Citation: Koch A and Pollatos O (2014) Interoceptive sensitivity, body weight and eating behavior in children: a prospective study. Front. Psychol. 5:1003. doi: 10.3389/fpsyg.2014.01003

Received: 15 July 2014; Accepted: 22 August 2014;
Published online: 09 September 2014.

Edited by:

Wolf E. Mehling, University of California, San Francisco, USA

Reviewed by:

Jessica Sänger, Heinrich-Heine-University of Düsseldorf, Germany
Barney Dunn, University of Exeter, UK

Copyright © 2014 Koch and Pollatos. This is an open-access article distributed under the terms of the Creative Commons Attribution License (CC BY). The use, distribution or reproduction in other forums is permitted, provided the original author(s) or licensor are credited and that the original publication in this journal is cited, in accordance with accepted academic practice. No use, distribution or reproduction is permitted which does not comply with these terms.

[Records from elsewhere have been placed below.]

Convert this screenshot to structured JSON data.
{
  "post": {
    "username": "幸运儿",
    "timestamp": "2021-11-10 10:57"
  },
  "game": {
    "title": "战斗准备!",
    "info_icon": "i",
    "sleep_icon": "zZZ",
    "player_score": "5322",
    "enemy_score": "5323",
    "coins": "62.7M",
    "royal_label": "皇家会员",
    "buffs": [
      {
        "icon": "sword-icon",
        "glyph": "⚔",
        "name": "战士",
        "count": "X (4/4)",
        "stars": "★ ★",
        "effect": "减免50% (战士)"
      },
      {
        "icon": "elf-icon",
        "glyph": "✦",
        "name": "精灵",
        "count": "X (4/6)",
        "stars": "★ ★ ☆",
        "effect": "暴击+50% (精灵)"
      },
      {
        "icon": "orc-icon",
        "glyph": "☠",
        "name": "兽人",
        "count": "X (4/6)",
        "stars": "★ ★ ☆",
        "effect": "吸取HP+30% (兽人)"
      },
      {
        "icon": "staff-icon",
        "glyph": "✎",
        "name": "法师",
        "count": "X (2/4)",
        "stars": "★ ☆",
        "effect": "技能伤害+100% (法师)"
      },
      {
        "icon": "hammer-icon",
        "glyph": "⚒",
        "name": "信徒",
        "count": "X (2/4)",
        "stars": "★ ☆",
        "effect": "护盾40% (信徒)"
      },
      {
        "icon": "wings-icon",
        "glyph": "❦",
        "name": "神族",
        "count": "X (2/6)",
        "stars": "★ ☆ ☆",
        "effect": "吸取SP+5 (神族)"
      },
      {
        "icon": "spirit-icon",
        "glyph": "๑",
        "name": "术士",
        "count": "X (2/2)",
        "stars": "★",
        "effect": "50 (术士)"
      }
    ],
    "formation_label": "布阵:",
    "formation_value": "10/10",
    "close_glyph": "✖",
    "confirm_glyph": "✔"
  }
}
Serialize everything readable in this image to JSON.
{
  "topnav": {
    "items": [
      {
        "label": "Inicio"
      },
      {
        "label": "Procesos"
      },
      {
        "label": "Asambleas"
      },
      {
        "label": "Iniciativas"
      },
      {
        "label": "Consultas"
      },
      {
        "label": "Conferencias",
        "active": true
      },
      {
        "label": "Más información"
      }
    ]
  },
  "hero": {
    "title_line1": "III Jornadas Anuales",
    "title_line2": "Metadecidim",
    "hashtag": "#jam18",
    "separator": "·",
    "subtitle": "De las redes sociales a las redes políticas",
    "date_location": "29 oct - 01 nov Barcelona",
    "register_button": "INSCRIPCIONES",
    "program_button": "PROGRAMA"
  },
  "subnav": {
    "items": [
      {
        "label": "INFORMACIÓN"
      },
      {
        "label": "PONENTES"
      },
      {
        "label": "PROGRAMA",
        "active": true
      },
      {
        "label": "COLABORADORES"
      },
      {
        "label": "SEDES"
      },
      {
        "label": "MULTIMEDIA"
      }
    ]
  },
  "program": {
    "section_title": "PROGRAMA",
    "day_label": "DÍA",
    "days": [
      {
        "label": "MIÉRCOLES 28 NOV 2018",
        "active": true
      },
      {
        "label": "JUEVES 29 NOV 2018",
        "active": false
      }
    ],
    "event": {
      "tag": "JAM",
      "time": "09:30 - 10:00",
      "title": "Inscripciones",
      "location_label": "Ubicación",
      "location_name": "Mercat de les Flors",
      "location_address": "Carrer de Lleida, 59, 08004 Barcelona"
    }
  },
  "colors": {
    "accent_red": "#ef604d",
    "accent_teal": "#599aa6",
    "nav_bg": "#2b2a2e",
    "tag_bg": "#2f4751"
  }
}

*Correspondence: Anne Koch, Department of Psychology, Faculty of Human Sciences, University of Potsdam, Karl-Liebknecht-Str. 24-25, D-14476 Potsdam, Germany e-mail: anne.koch@uni-potsdam.de